Data excerpts:
============================================================
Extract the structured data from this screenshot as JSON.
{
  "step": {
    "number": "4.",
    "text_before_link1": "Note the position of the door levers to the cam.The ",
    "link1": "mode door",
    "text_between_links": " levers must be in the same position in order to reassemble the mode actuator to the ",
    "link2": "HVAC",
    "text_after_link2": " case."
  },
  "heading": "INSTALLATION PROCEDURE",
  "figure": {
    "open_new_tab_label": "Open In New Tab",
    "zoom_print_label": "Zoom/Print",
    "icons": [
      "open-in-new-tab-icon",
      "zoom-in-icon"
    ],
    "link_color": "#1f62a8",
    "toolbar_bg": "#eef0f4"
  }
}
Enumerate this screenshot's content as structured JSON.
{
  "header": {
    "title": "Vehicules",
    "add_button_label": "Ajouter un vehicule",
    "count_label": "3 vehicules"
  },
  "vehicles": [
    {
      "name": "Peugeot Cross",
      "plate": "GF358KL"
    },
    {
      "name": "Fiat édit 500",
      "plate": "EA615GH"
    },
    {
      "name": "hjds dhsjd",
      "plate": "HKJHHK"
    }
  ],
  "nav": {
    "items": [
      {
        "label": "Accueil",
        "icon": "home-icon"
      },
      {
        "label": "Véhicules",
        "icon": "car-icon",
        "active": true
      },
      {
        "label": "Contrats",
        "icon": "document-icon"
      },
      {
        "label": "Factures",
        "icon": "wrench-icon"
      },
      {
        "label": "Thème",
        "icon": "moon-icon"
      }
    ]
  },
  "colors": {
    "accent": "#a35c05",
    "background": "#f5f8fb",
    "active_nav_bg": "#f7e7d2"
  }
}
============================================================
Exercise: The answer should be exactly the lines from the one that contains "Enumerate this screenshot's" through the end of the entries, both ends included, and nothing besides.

Solution for this exercise:
Enumerate this screenshot's content as structured JSON.
{
  "header": {
    "title": "Vehicules",
    "add_button_label": "Ajouter un vehicule",
    "count_label": "3 vehicules"
  },
  "vehicles": [
    {
      "name": "Peugeot Cross",
      "plate": "GF358KL"
    },
    {
      "name": "Fiat édit 500",
      "plate": "EA615GH"
    },
    {
      "name": "hjds dhsjd",
      "plate": "HKJHHK"
    }
  ],
  "nav": {
    "items": [
      {
        "label": "Accueil",
        "icon": "home-icon"
      },
      {
        "label": "Véhicules",
        "icon": "car-icon",
        "active": true
      },
      {
        "label": "Contrats",
        "icon": "document-icon"
      },
      {
        "label": "Factures",
        "icon": "wrench-icon"
      },
      {
        "label": "Thème",
        "icon": "moon-icon"
      }
    ]
  },
  "colors": {
    "accent": "#a35c05",
    "background": "#f5f8fb",
    "active_nav_bg": "#f7e7d2"
  }
}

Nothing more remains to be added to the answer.